Under California law, coroners must cooperate with procurement companies such as OneLegacy “to maximize” the number of organs or tissues that are removed for transplant into patients or for use in medical research or education.

In stories last year, The Times revealed that procurement companies helped to write that legislation and similar laws passed in other states. Reporters found that, as a result, dozens of death investigations had been complicated or delayed, including many in Los Angeles.

The organs help patients waiting for transplants, while most of the tissues are used as raw materials by biotech companies, which process them into high-priced medical products sold to surgeons.

Under the county’s existing contract with OneLegacy, the company pays a fee ranging from $220 to $1,480 for each of the deceased who become donors. The fees are meant to reimburse the county for the time coroner employees spend facilitating procurements.

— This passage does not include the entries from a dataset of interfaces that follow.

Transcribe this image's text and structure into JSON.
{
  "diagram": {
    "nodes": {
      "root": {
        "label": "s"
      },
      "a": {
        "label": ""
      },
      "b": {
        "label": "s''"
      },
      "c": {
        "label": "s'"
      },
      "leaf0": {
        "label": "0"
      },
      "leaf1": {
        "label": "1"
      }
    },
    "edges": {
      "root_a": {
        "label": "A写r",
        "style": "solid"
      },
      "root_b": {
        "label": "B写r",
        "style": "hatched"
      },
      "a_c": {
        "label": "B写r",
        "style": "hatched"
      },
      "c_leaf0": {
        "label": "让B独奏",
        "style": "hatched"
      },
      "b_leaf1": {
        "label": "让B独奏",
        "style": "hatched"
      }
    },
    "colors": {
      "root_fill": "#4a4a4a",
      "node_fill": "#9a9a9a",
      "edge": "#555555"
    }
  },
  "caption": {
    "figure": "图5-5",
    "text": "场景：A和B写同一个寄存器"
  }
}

“The county does not profit from organ or tissue donation,” Lucas said.

In 2018, OneLegacy harvested tissues or organs from 484 coroner cases, Lucas said, or about 5% of the department’s death investigations. In most of those cases, OneLegacy removed bone, skin or other tissues. Of the cases, 83 donated organs and an additional 82 donated both organs and tissues.

The coroner’s department also allows OneLegacy to monitor government computers “free of charge” so that it quickly knows about every death, Lucas wrote.

If the deceased is not a registered donor, OneLegacy contacts the family to request a donation. If the person’s family cannot be found within 12 hours, OneLegacy may still procure body parts under a state law. That law allows hospital administrators and other officials to authorize the procurement even if the person was not registered as a donor.